A decision on assets can’t always be changed.
A recent case concerning a valid contract on assets and the impact of a will was discussed by the Wills, Trusts, & Estates Prof Blog in "Surrogate's Court Sets Aside Fraudulent Conveyance Violative of Contract to Make a Testamentary Disposition."
This type of contract is called a contract to make a testamentary disposition, which is legalese for an enforceable promise to leave someone something in a will.
The idea is very simple. If you sign a contract to bequeath a piece of property to someone and the other party to the contract performs his or her duties under the contract, then you cannot change your mind later and rewrite your estate plan to do something different.
While this specific issue does not come up all that often, it is important to understand that contract responsibilities survive your death and supersede your estate plan.
An estate planning attorney can advise you on creating an estate plan that fits your unique circumstances and could involve a contract obligation for specific assets.
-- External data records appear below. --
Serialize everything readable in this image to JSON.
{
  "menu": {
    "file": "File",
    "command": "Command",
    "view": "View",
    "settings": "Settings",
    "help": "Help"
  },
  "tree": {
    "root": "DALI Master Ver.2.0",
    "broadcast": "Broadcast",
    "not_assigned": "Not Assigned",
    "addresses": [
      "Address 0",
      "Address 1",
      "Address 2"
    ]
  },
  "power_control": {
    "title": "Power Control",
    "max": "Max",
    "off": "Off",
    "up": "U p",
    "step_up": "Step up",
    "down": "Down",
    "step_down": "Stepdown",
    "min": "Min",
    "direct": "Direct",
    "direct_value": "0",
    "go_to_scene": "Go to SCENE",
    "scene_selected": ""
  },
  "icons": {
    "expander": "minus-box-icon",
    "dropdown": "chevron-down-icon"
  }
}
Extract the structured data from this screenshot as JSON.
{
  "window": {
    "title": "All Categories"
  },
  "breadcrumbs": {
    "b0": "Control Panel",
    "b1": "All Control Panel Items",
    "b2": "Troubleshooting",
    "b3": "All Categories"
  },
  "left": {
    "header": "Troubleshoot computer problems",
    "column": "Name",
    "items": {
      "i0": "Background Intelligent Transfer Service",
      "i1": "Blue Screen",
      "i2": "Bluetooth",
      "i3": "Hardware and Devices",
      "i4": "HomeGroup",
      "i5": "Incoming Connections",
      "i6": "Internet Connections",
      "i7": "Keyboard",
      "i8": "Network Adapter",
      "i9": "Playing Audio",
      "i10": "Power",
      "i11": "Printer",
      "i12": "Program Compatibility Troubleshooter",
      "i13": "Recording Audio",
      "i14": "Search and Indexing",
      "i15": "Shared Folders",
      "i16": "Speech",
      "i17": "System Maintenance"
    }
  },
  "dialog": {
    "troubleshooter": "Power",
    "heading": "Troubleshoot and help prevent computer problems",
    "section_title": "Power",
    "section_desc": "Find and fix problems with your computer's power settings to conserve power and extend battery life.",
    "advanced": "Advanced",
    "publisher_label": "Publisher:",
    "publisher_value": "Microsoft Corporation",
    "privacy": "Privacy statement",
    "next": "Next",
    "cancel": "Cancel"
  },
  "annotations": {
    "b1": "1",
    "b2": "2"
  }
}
Reference: Wills, Trusts & Estates Prof Blog (Dec. 16, 2017) "Surrogate's Court Sets Aside Fraudulent Conveyance Violative of Contract to Make a Testamentary Disposition."